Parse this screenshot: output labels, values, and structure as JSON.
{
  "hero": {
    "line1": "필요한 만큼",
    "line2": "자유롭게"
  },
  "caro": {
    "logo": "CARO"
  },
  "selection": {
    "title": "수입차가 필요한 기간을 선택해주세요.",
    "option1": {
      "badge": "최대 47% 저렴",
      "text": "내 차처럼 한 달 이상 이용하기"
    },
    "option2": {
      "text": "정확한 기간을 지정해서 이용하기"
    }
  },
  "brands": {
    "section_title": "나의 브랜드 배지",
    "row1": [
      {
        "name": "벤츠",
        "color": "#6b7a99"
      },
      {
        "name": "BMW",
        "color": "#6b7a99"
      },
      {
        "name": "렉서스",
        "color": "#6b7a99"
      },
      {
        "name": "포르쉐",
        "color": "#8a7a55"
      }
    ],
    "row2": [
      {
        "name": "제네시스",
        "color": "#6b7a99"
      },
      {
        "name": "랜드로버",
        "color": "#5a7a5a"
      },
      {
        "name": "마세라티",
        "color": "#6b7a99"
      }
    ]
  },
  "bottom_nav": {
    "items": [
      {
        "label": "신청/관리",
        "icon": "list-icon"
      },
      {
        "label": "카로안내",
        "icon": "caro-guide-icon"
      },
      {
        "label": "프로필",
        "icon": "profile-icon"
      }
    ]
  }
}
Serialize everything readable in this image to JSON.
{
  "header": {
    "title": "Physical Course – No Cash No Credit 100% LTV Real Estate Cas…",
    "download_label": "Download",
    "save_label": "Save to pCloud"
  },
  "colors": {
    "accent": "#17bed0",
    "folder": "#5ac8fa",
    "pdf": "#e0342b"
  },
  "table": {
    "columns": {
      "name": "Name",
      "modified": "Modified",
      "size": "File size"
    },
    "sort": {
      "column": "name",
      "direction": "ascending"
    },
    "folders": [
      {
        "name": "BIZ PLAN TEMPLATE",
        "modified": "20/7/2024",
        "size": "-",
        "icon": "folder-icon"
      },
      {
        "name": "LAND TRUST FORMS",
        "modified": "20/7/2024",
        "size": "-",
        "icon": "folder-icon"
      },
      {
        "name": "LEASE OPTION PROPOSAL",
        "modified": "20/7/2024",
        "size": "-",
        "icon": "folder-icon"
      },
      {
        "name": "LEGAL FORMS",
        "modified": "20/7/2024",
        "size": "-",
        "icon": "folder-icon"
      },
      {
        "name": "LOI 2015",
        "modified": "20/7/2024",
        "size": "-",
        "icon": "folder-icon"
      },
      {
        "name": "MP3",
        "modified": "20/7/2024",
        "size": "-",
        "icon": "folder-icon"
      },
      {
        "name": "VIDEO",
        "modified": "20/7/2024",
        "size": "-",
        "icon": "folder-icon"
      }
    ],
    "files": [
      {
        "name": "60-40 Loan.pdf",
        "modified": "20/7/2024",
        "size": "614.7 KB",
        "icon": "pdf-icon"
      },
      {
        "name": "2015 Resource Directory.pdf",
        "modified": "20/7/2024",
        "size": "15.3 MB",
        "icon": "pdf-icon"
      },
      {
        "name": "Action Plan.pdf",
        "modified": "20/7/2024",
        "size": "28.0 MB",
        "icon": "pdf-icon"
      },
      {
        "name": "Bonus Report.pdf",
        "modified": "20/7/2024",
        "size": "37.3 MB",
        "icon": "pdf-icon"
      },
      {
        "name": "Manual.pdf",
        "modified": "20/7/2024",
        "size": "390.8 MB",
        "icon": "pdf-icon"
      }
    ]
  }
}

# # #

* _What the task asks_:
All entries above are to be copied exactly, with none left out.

* _Result of this exercise_:
Parse this screenshot: output labels, values, and structure as JSON.
{
  "hero": {
    "line1": "필요한 만큼",
    "line2": "자유롭게"
  },
  "caro": {
    "logo": "CARO"
  },
  "selection": {
    "title": "수입차가 필요한 기간을 선택해주세요.",
    "option1": {
      "badge": "최대 47% 저렴",
      "text": "내 차처럼 한 달 이상 이용하기"
    },
    "option2": {
      "text": "정확한 기간을 지정해서 이용하기"
    }
  },
  "brands": {
    "section_title": "나의 브랜드 배지",
    "row1": [
      {
        "name": "벤츠",
        "color": "#6b7a99"
      },
      {
        "name": "BMW",
        "color": "#6b7a99"
      },
      {
        "name": "렉서스",
        "color": "#6b7a99"
      },
      {
        "name": "포르쉐",
        "color": "#8a7a55"
      }
    ],
    "row2": [
      {
        "name": "제네시스",
        "color": "#6b7a99"
      },
      {
        "name": "랜드로버",
        "color": "#5a7a5a"
      },
      {
        "name": "마세라티",
        "color": "#6b7a99"
      }
    ]
  },
  "bottom_nav": {
    "items": [
      {
        "label": "신청/관리",
        "icon": "list-icon"
      },
      {
        "label": "카로안내",
        "icon": "caro-guide-icon"
      },
      {
        "label": "프로필",
        "icon": "profile-icon"
      }
    ]
  }
}
Serialize everything readable in this image to JSON.
{
  "header": {
    "title": "Physical Course – No Cash No Credit 100% LTV Real Estate Cas…",
    "download_label": "Download",
    "save_label": "Save to pCloud"
  },
  "colors": {
    "accent": "#17bed0",
    "folder": "#5ac8fa",
    "pdf": "#e0342b"
  },
  "table": {
    "columns": {
      "name": "Name",
      "modified": "Modified",
      "size": "File size"
    },
    "sort": {
      "column": "name",
      "direction": "ascending"
    },
    "folders": [
      {
        "name": "BIZ PLAN TEMPLATE",
        "modified": "20/7/2024",
        "size": "-",
        "icon": "folder-icon"
      },
      {
        "name": "LAND TRUST FORMS",
        "modified": "20/7/2024",
        "size": "-",
        "icon": "folder-icon"
      },
      {
        "name": "LEASE OPTION PROPOSAL",
        "modified": "20/7/2024",
        "size": "-",
        "icon": "folder-icon"
      },
      {
        "name": "LEGAL FORMS",
        "modified": "20/7/2024",
        "size": "-",
        "icon": "folder-icon"
      },
      {
        "name": "LOI 2015",
        "modified": "20/7/2024",
        "size": "-",
        "icon": "folder-icon"
      },
      {
        "name": "MP3",
        "modified": "20/7/2024",
        "size": "-",
        "icon": "folder-icon"
      },
      {
        "name": "VIDEO",
        "modified": "20/7/2024",
        "size": "-",
        "icon": "folder-icon"
      }
    ],
    "files": [
      {
        "name": "60-40 Loan.pdf",
        "modified": "20/7/2024",
        "size": "614.7 KB",
        "icon": "pdf-icon"
      },
      {
        "name": "2015 Resource Directory.pdf",
        "modified": "20/7/2024",
        "size": "15.3 MB",
        "icon": "pdf-icon"
      },
      {
        "name": "Action Plan.pdf",
        "modified": "20/7/2024",
        "size": "28.0 MB",
        "icon": "pdf-icon"
      },
      {
        "name": "Bonus Report.pdf",
        "modified": "20/7/2024",
        "size": "37.3 MB",
        "icon": "pdf-icon"
      },
      {
        "name": "Manual.pdf",
        "modified": "20/7/2024",
        "size": "390.8 MB",
        "icon": "pdf-icon"
      }
    ]
  }
}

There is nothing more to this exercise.